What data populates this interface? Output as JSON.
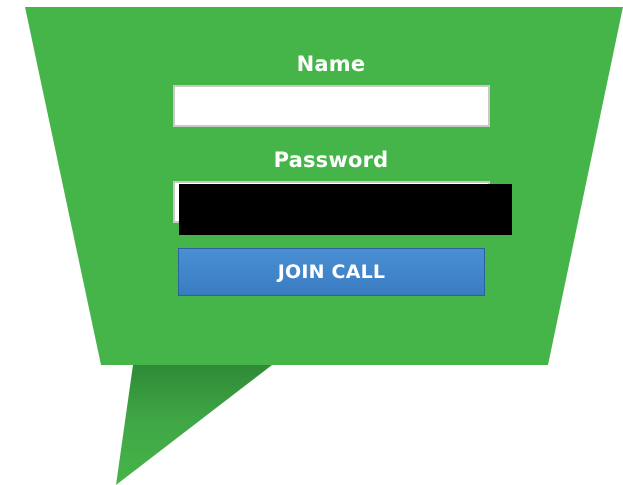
{
  "form": {
    "name_label": "Name",
    "name_value": "",
    "password_label": "Password",
    "password_value": "",
    "join_button_label": "JOIN CALL"
  },
  "colors": {
    "bubble": "#46b549",
    "bubble_tail_dark": "#2e8a36",
    "button": "#3a7cc2",
    "label_text": "#ffffff"
  }
}
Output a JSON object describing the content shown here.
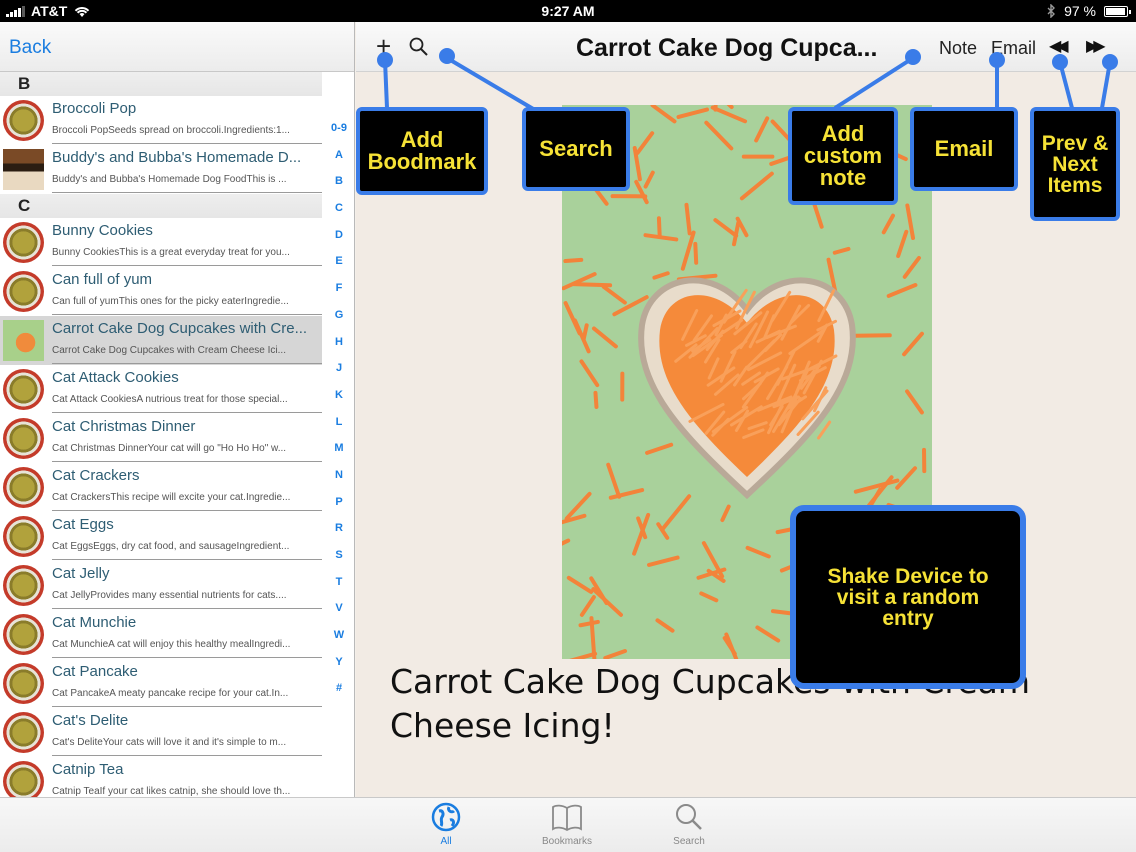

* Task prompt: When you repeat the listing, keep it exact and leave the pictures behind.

* Response area:
What data populates this interface? Output as JSON.
{
  "form": {
    "name_label": "Name",
    "name_value": "",
    "password_label": "Password",
    "password_value": "",
    "join_button_label": "JOIN CALL"
  },
  "colors": {
    "bubble": "#46b549",
    "bubble_tail_dark": "#2e8a36",
    "button": "#3a7cc2",
    "label_text": "#ffffff"
  }
}
Output a JSON object describing the content shown here.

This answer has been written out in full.